[REQUIRED ACTION] Only the pictures are to be dropped; the rest of the data below is to be duplicated exactly.

[Data records for software interfaces]

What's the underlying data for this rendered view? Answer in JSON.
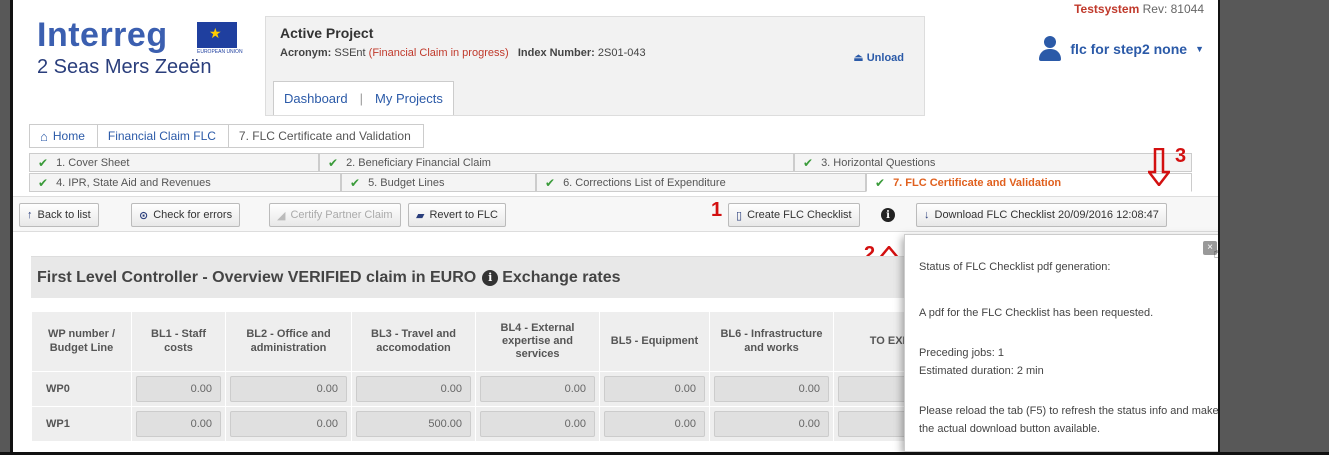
{
  "header": {
    "logo_word": "Interreg",
    "logo_sub": "2 Seas Mers Zeeën",
    "eu_small": "EUROPEAN UNION",
    "project": {
      "title": "Active Project",
      "acronym_label": "Acronym:",
      "acronym": "SSEnt",
      "status": "(Financial Claim in progress)",
      "index_label": "Index Number:",
      "index": "2S01-043",
      "unload": "Unload"
    },
    "nav": {
      "dashboard": "Dashboard",
      "sep": "|",
      "my_projects": "My Projects"
    },
    "testsystem": "Testsystem",
    "rev": "Rev: 81044",
    "user": "flc for step2 none"
  },
  "breadcrumb": {
    "home": "Home",
    "claim": "Financial Claim FLC",
    "current": "7. FLC Certificate and Validation"
  },
  "tabs": [
    {
      "label": "1. Cover Sheet"
    },
    {
      "label": "2. Beneficiary Financial Claim"
    },
    {
      "label": "3. Horizontal Questions"
    },
    {
      "label": "4. IPR, State Aid and Revenues"
    },
    {
      "label": "5. Budget Lines"
    },
    {
      "label": "6. Corrections List of Expenditure"
    },
    {
      "label": "7. FLC Certificate and Validation"
    }
  ],
  "toolbar": {
    "back": "Back to list",
    "check": "Check for errors",
    "certify": "Certify Partner Claim",
    "revert": "Revert to FLC",
    "create": "Create FLC Checklist",
    "download": "Download FLC Checklist 20/09/2016 12:08:47"
  },
  "markers": {
    "one": "1",
    "two": "2",
    "three": "3"
  },
  "overview": {
    "title": "First Level Controller - Overview VERIFIED claim in EURO",
    "link": "Exchange rates"
  },
  "table": {
    "headers": [
      "WP number / Budget Line",
      "BL1 - Staff costs",
      "BL2 - Office and administration",
      "BL3 - Travel and accomodation",
      "BL4 - External expertise and services",
      "BL5 - Equipment",
      "BL6 - Infrastructure and works",
      "TO EXPE"
    ],
    "rows": [
      {
        "label": "WP0",
        "values": [
          "0.00",
          "0.00",
          "0.00",
          "0.00",
          "0.00",
          "0.00"
        ]
      },
      {
        "label": "WP1",
        "values": [
          "0.00",
          "0.00",
          "500.00",
          "0.00",
          "0.00",
          "0.00"
        ]
      }
    ]
  },
  "popup": {
    "l1": "Status of FLC Checklist pdf generation:",
    "l2": "A pdf for the FLC Checklist has been requested.",
    "l3": "Preceding jobs: 1",
    "l4": "Estimated duration: 2 min",
    "l5": "Please reload the tab (F5) to refresh the status info and make the actual download button available.",
    "close": "×"
  }
}
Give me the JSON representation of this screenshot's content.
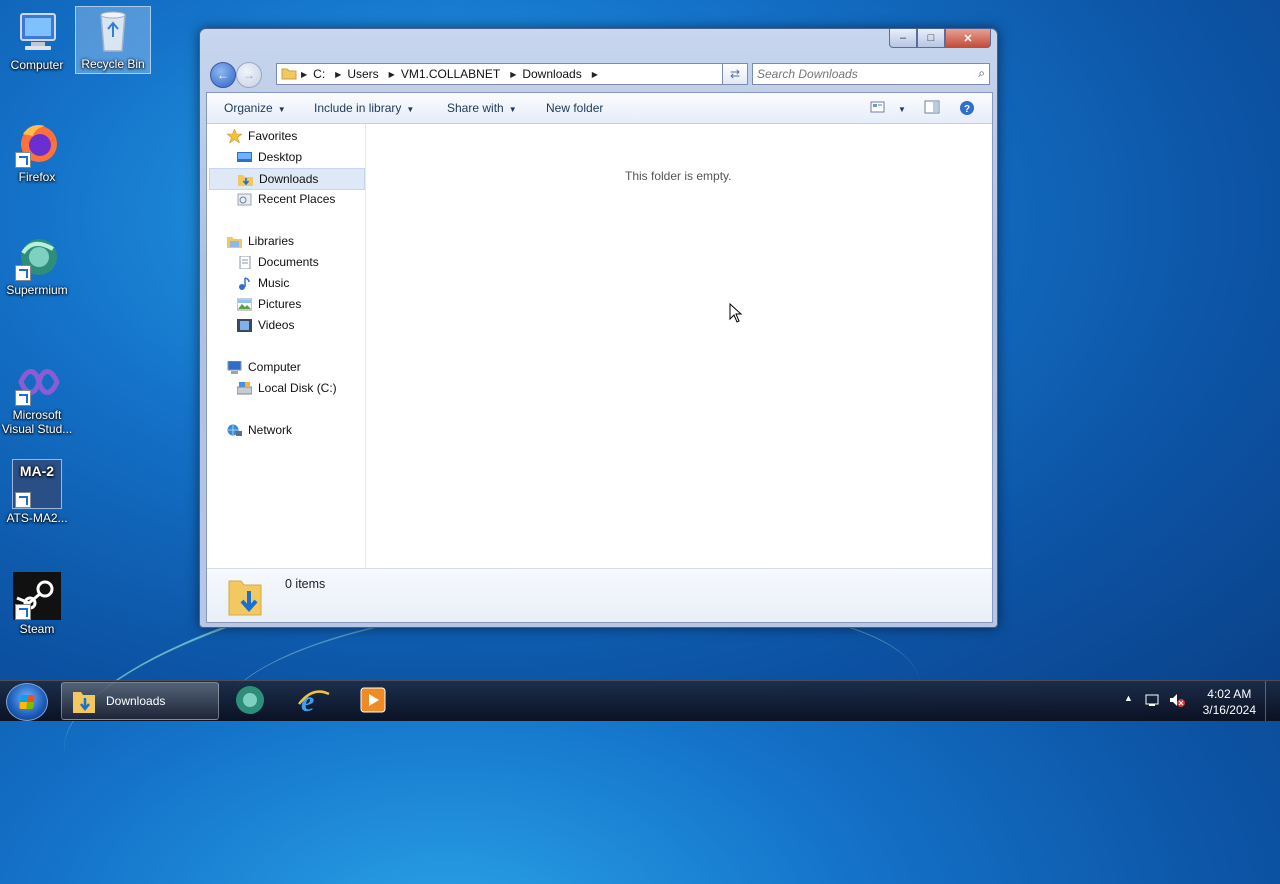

[TASK ANSWER]
What's the underlying data for this rendered view? Answer in JSON.
{
  "header": {
    "logo_word": "Interreg",
    "logo_sub": "2 Seas Mers Zeeën",
    "eu_small": "EUROPEAN UNION",
    "project": {
      "title": "Active Project",
      "acronym_label": "Acronym:",
      "acronym": "SSEnt",
      "status": "(Financial Claim in progress)",
      "index_label": "Index Number:",
      "index": "2S01-043",
      "unload": "Unload"
    },
    "nav": {
      "dashboard": "Dashboard",
      "sep": "|",
      "my_projects": "My Projects"
    },
    "testsystem": "Testsystem",
    "rev": "Rev: 81044",
    "user": "flc for step2 none"
  },
  "breadcrumb": {
    "home": "Home",
    "claim": "Financial Claim FLC",
    "current": "7. FLC Certificate and Validation"
  },
  "tabs": [
    {
      "label": "1. Cover Sheet"
    },
    {
      "label": "2. Beneficiary Financial Claim"
    },
    {
      "label": "3. Horizontal Questions"
    },
    {
      "label": "4. IPR, State Aid and Revenues"
    },
    {
      "label": "5. Budget Lines"
    },
    {
      "label": "6. Corrections List of Expenditure"
    },
    {
      "label": "7. FLC Certificate and Validation"
    }
  ],
  "toolbar": {
    "back": "Back to list",
    "check": "Check for errors",
    "certify": "Certify Partner Claim",
    "revert": "Revert to FLC",
    "create": "Create FLC Checklist",
    "download": "Download FLC Checklist 20/09/2016 12:08:47"
  },
  "markers": {
    "one": "1",
    "two": "2",
    "three": "3"
  },
  "overview": {
    "title": "First Level Controller - Overview VERIFIED claim in EURO",
    "link": "Exchange rates"
  },
  "table": {
    "headers": [
      "WP number / Budget Line",
      "BL1 - Staff costs",
      "BL2 - Office and administration",
      "BL3 - Travel and accomodation",
      "BL4 - External expertise and services",
      "BL5 - Equipment",
      "BL6 - Infrastructure and works",
      "TO EXPE"
    ],
    "rows": [
      {
        "label": "WP0",
        "values": [
          "0.00",
          "0.00",
          "0.00",
          "0.00",
          "0.00",
          "0.00"
        ]
      },
      {
        "label": "WP1",
        "values": [
          "0.00",
          "0.00",
          "500.00",
          "0.00",
          "0.00",
          "0.00"
        ]
      }
    ]
  },
  "popup": {
    "l1": "Status of FLC Checklist pdf generation:",
    "l2": "A pdf for the FLC Checklist has been requested.",
    "l3": "Preceding jobs: 1",
    "l4": "Estimated duration: 2 min",
    "l5": "Please reload the tab (F5) to refresh the status info and make the actual download button available.",
    "close": "×"
  }
}
Give me the JSON representation of this screenshot's content.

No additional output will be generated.